U2’s European promoter John Giddings said he is fed up with reading stories about non-existent shows and can’t understand why people buy tickets from rogue Internet sites.
He was speaking after the Irish rock act, which has a reputation for taking on touts and fraudsters, told fans not to buy any of the tickets being offered because the band hasn’t confirmed any shows.
The group said reports claiming they are performing soon were "mistaken."
"It’s the first I’ve heard it," was Giddings’ response to U.S. newspaper stories that the act would play the opening of the Dublin O2, previously known as The Point Theatre.
"Even if I only think about planning a tour for U2, The Rolling Stones, Madonna, Celine Dion, Genesis, David Bowie or any of the similar-sized acts I represent, somebody will start advertising shows on the Internet," Giddings explained.

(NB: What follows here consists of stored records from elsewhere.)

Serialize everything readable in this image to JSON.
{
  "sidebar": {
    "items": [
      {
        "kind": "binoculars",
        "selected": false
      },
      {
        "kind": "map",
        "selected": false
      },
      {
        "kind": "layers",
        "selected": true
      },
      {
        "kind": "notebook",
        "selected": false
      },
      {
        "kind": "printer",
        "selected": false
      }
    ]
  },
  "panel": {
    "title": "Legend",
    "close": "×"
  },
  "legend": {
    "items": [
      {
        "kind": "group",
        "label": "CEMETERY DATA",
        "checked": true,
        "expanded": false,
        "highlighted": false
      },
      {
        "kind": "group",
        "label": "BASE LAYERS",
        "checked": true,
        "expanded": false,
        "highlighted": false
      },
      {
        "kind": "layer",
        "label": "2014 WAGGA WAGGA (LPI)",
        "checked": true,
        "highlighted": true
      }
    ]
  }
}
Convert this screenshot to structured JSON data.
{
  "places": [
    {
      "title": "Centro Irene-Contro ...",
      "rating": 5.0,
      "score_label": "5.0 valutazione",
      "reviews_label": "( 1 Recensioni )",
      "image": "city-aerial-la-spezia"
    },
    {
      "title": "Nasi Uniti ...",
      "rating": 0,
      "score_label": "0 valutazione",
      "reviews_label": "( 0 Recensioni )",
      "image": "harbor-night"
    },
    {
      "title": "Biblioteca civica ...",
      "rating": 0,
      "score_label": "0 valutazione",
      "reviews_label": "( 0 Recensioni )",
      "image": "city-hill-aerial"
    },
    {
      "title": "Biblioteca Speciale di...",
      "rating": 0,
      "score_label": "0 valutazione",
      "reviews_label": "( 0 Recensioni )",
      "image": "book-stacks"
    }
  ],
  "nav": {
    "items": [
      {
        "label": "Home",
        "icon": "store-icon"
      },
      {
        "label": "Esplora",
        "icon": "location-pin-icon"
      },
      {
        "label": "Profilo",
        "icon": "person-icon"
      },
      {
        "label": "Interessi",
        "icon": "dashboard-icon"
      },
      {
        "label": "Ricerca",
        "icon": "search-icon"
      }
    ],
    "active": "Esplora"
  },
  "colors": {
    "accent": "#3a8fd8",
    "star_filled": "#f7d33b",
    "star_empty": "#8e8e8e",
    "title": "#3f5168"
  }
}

"I’ve chased these people but a new site opens every time you shut one down," he said. "They’re springing up all the time and trying to do something about it is like trying to catch water in a sieve."
Giddings said rogue Web sites have received so much media attention from newspapers and consumer programmes like BBC’s "Watchdog" that he’s baffled as to why people continue to buy tickets outside of the authorised outlets.